▶ [INSTRUCTIONS TO FOLLOW] Every line of the records that holds the word "screenshot" should be copied.

▶ [EXCERPTED DATA]
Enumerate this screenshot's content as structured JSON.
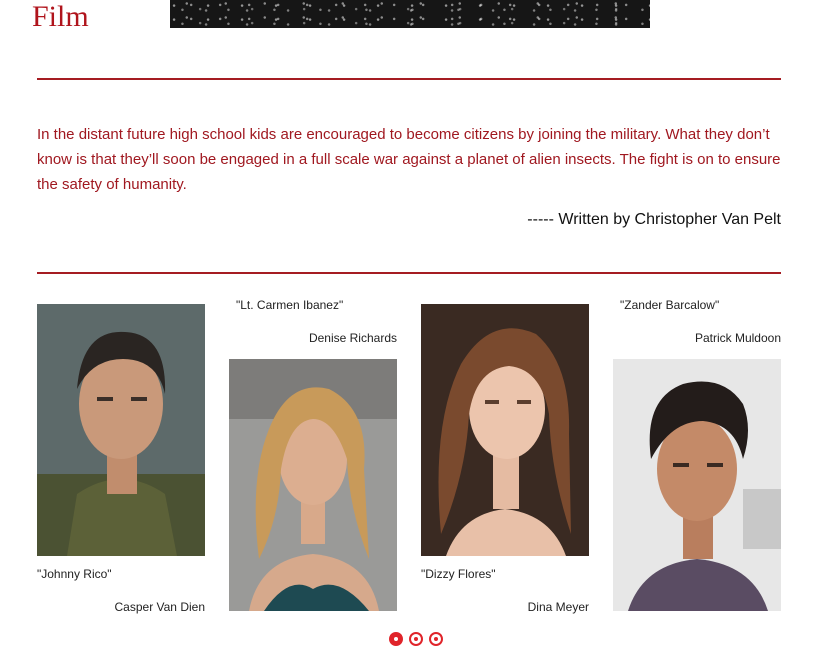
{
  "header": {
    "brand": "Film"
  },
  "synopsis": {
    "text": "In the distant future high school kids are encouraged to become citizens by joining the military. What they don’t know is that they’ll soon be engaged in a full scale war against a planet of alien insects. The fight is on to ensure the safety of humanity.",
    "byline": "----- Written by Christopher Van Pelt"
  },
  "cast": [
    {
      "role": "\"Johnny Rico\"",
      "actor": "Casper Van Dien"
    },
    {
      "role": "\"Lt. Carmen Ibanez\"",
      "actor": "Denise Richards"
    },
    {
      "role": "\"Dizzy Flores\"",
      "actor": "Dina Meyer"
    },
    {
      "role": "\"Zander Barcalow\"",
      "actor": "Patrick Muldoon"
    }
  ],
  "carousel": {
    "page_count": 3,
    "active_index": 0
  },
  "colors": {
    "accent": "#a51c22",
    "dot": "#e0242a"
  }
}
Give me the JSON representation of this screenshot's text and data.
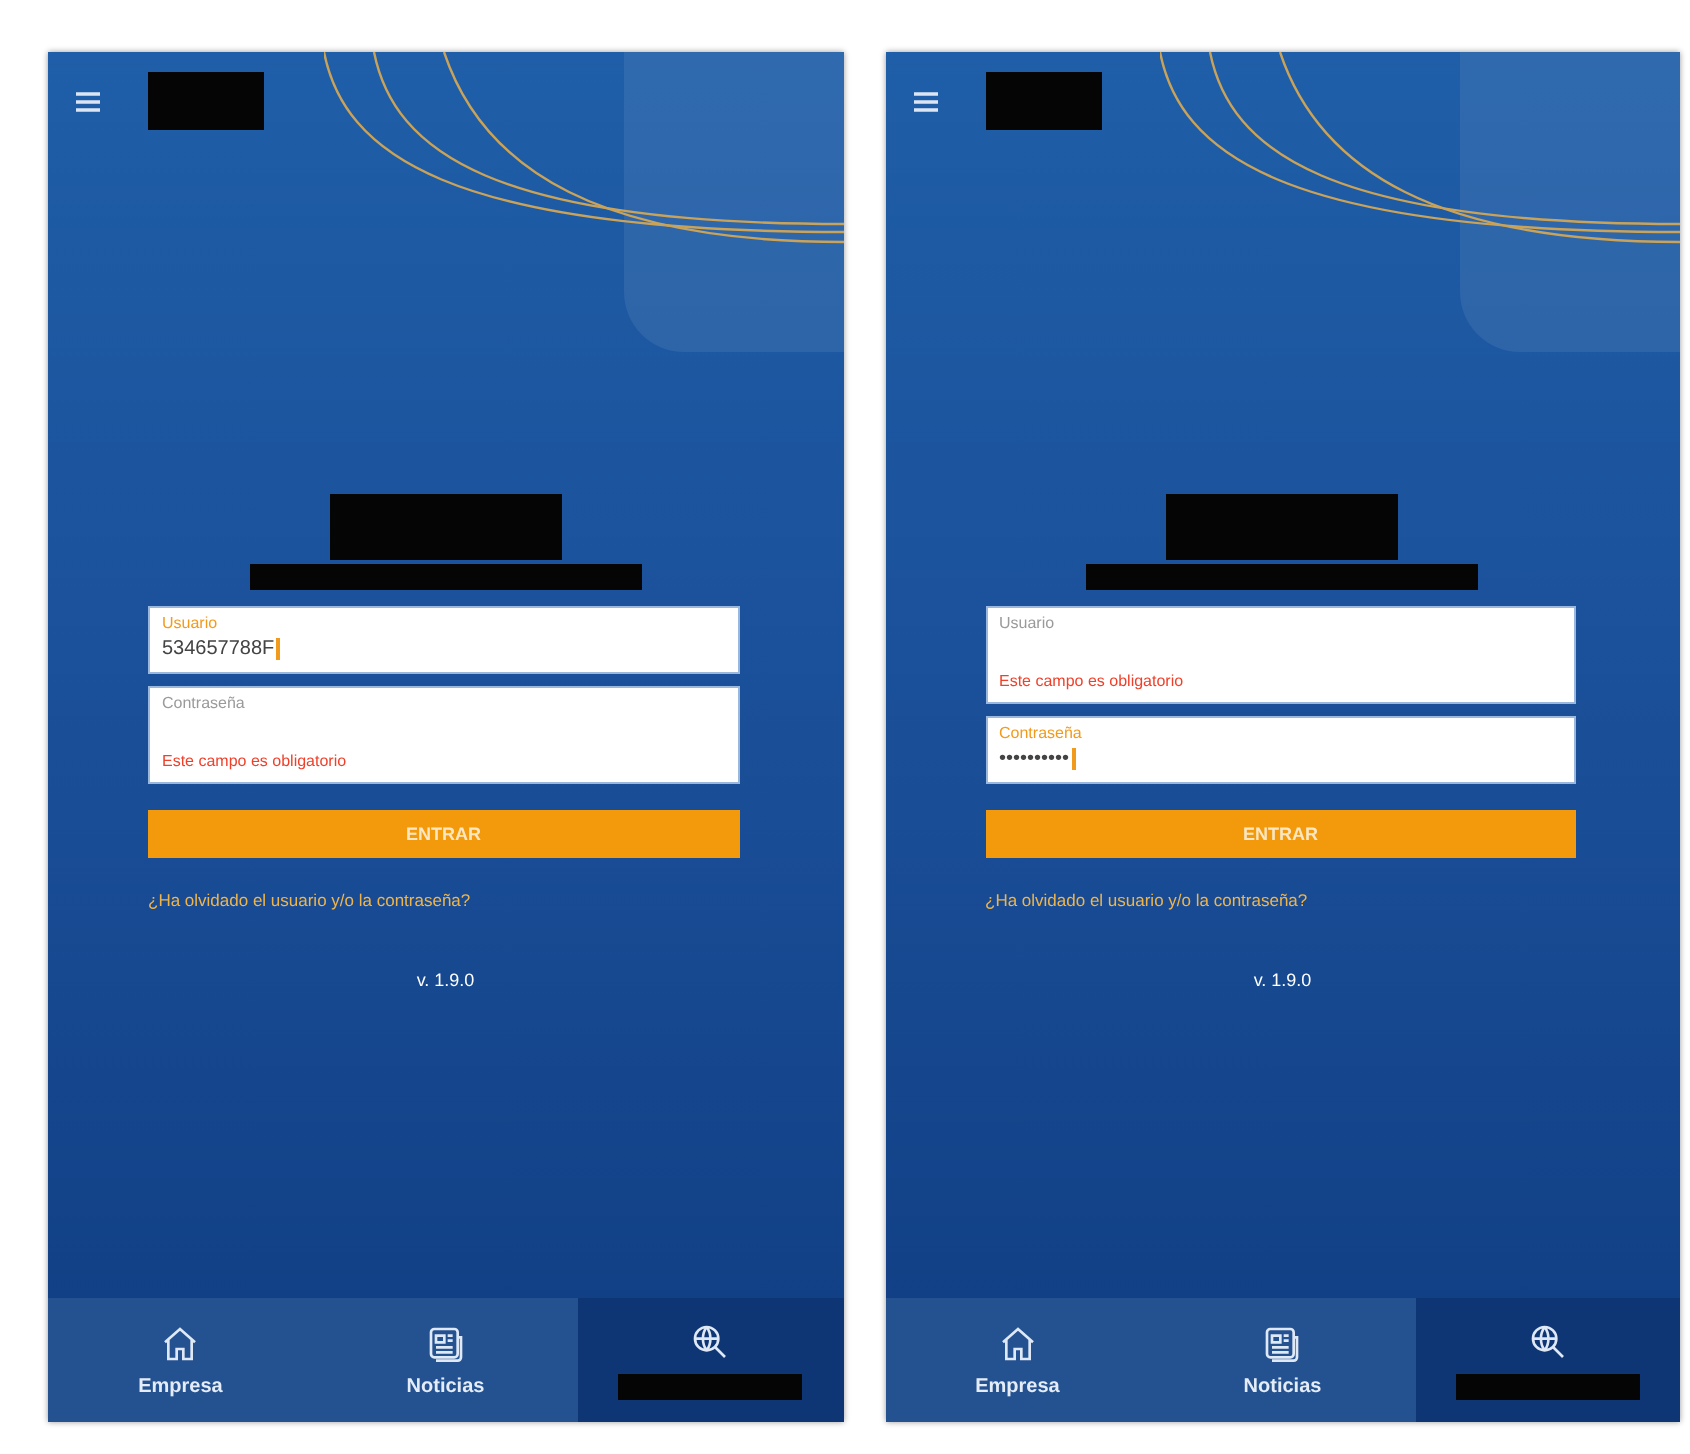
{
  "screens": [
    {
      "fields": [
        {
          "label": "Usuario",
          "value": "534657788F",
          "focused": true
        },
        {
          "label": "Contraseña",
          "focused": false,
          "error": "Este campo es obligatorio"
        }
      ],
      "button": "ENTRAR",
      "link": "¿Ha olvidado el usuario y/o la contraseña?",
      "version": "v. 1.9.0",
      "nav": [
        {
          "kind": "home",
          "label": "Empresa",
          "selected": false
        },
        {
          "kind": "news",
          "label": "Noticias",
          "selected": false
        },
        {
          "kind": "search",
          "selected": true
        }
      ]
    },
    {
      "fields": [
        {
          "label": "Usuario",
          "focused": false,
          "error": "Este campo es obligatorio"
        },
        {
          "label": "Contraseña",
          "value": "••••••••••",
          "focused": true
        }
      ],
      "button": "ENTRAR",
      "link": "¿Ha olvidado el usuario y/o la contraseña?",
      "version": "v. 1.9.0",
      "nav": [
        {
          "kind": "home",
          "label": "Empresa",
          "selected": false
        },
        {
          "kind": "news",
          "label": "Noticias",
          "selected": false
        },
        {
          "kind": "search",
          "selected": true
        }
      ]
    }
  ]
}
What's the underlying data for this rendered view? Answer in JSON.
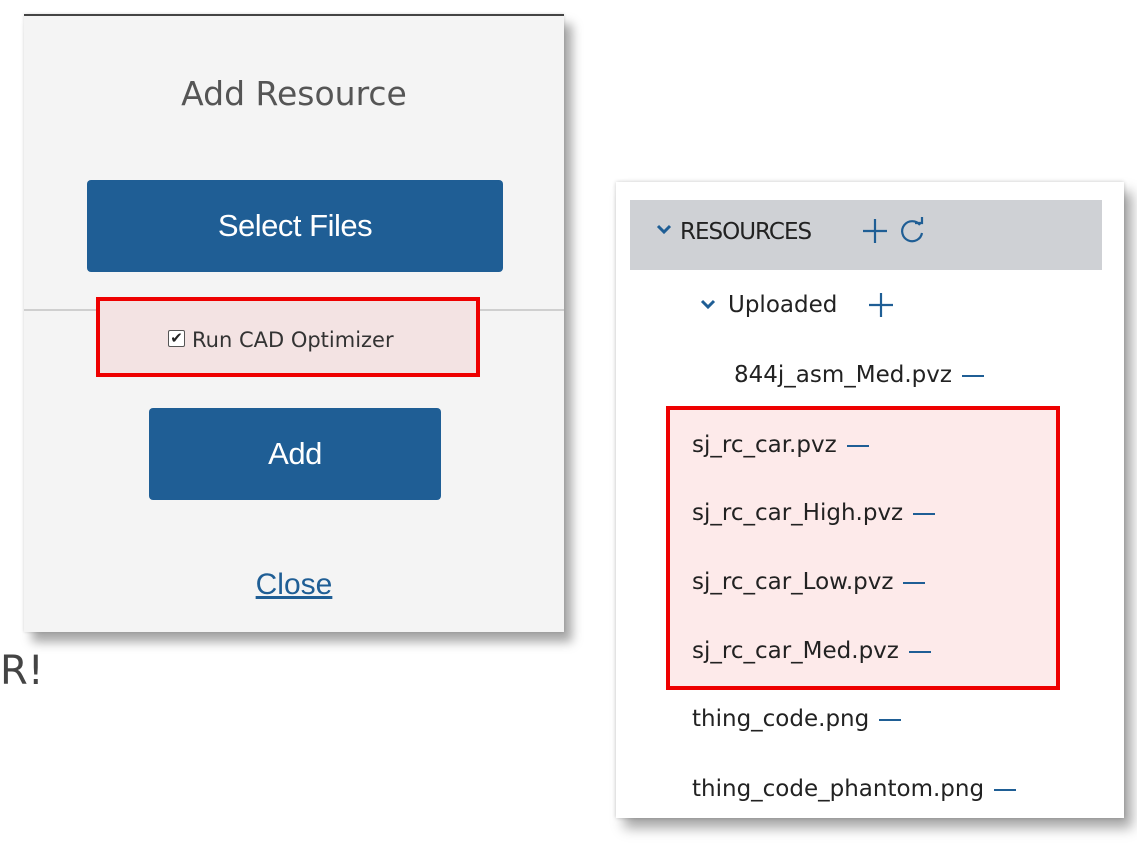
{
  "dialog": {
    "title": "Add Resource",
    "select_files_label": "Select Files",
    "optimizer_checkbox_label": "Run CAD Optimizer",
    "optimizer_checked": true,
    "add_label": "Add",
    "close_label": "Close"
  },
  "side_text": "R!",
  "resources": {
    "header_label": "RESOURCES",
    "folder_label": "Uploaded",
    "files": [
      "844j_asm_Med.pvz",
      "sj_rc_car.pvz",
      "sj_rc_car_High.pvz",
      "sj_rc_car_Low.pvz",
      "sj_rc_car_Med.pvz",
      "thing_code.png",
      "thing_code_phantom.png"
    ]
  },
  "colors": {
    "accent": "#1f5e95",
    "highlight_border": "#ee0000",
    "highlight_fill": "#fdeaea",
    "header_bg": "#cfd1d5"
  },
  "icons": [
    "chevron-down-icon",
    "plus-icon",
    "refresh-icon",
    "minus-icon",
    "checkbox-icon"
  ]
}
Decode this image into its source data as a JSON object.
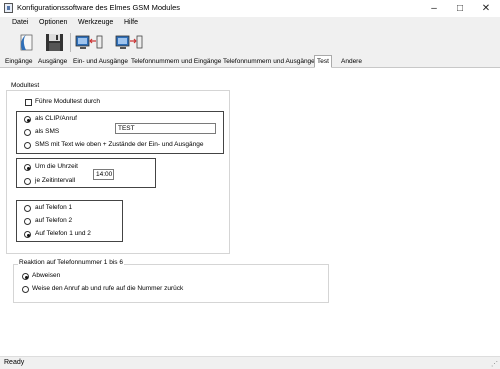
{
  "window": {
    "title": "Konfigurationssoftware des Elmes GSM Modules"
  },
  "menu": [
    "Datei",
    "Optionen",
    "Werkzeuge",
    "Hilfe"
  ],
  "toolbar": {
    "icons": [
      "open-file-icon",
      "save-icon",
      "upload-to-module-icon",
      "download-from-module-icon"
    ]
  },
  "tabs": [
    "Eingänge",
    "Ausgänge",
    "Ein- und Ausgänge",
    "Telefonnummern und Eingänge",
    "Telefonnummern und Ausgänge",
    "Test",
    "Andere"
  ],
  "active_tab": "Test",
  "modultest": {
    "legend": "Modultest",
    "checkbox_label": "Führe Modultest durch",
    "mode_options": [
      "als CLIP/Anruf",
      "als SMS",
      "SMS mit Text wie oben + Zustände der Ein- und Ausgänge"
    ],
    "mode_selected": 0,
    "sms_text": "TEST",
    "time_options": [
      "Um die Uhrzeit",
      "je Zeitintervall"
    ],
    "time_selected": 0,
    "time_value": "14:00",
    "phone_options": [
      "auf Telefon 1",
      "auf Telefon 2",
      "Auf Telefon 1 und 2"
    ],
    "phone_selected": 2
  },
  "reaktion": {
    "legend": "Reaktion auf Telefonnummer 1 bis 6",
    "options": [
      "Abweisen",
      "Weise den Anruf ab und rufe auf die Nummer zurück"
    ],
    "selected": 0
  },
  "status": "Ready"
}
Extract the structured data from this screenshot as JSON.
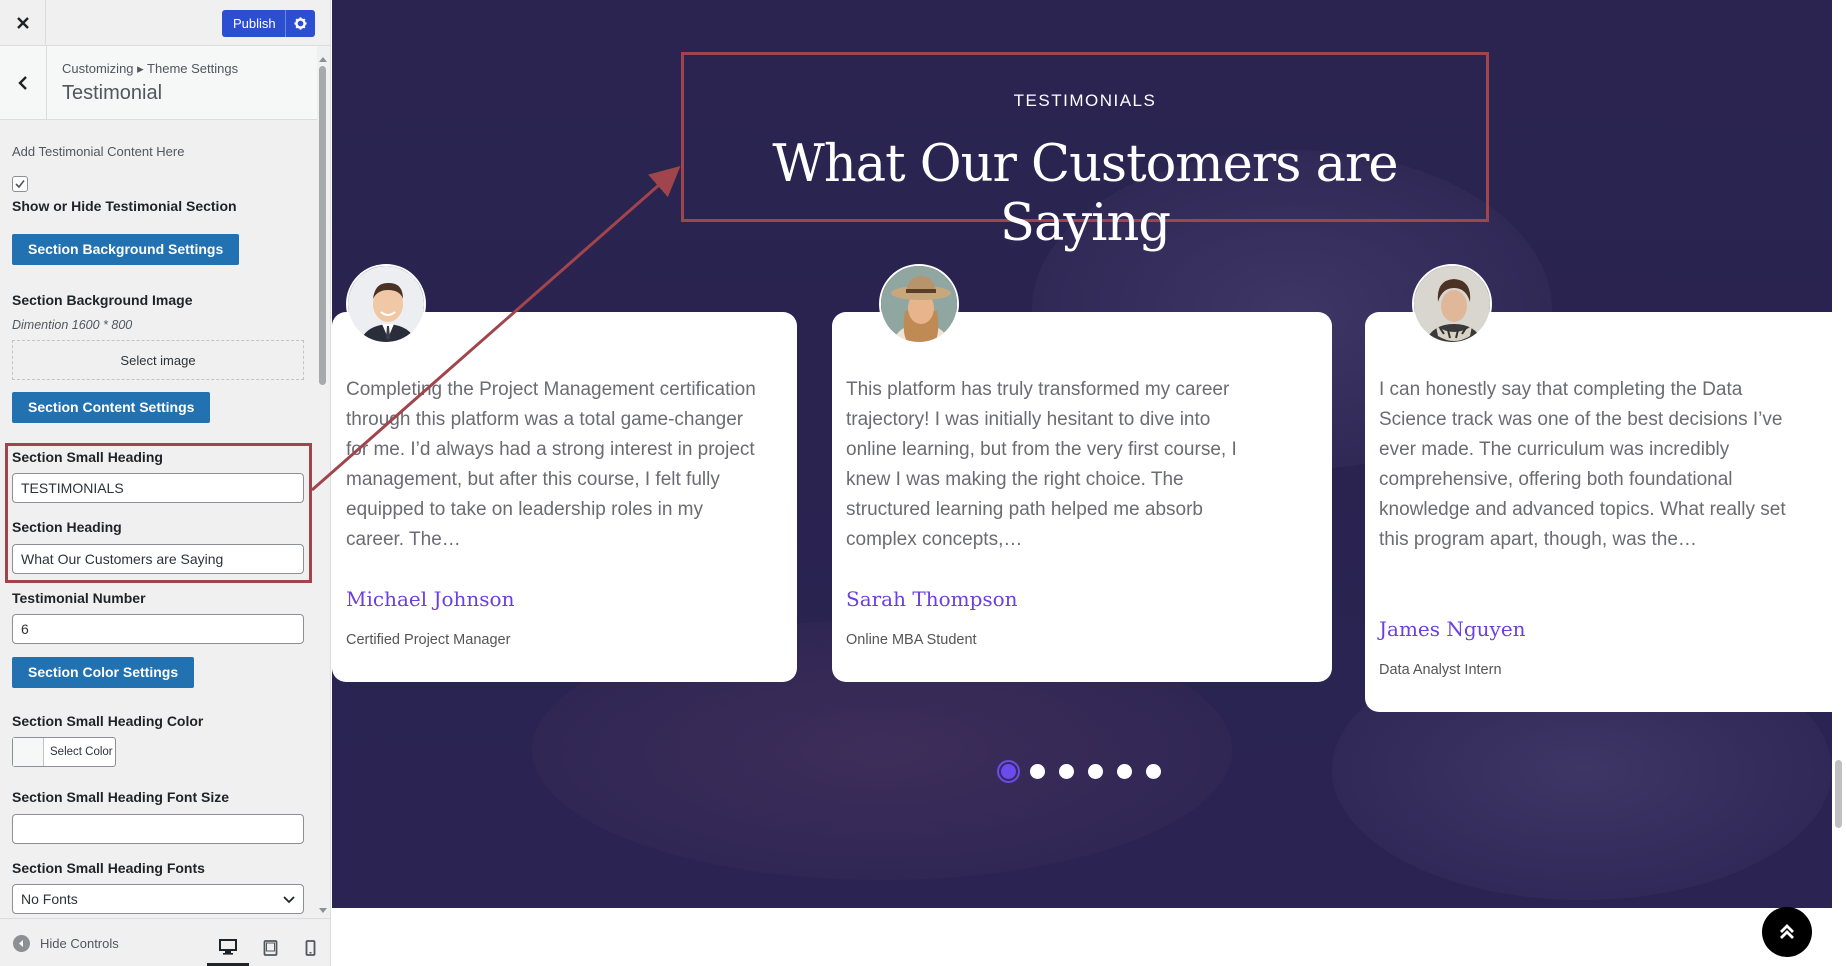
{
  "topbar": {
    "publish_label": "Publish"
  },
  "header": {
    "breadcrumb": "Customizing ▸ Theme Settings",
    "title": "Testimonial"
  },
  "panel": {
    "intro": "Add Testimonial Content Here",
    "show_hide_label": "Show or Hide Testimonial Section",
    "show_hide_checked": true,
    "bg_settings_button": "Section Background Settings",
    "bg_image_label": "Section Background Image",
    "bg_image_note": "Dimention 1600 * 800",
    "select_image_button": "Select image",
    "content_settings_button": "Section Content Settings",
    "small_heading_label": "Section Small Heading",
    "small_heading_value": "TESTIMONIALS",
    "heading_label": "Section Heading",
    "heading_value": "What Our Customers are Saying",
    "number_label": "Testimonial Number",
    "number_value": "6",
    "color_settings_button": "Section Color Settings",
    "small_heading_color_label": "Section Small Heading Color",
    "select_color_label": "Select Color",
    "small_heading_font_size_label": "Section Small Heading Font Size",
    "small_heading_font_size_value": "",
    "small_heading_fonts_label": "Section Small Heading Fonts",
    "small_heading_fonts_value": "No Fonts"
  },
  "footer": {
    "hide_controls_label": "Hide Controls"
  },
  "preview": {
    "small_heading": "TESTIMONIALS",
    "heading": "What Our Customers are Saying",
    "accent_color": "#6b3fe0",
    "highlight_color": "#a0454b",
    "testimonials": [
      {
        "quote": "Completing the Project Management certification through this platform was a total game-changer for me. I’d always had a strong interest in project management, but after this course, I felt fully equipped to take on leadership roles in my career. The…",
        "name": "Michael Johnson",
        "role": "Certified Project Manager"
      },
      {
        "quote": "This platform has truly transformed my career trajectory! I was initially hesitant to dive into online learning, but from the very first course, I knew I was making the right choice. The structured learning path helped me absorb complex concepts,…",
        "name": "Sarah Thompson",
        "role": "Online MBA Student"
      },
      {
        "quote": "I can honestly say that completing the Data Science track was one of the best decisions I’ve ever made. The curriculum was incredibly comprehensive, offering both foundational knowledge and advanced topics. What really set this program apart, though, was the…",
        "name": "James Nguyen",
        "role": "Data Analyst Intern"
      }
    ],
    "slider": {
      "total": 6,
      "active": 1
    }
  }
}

▶ [YOUR SOLUTION]
Enumerate this screenshot's content as structured JSON.
Give me the JSON representation of this screenshot's text and data.
Extract the structured data from this screenshot as JSON.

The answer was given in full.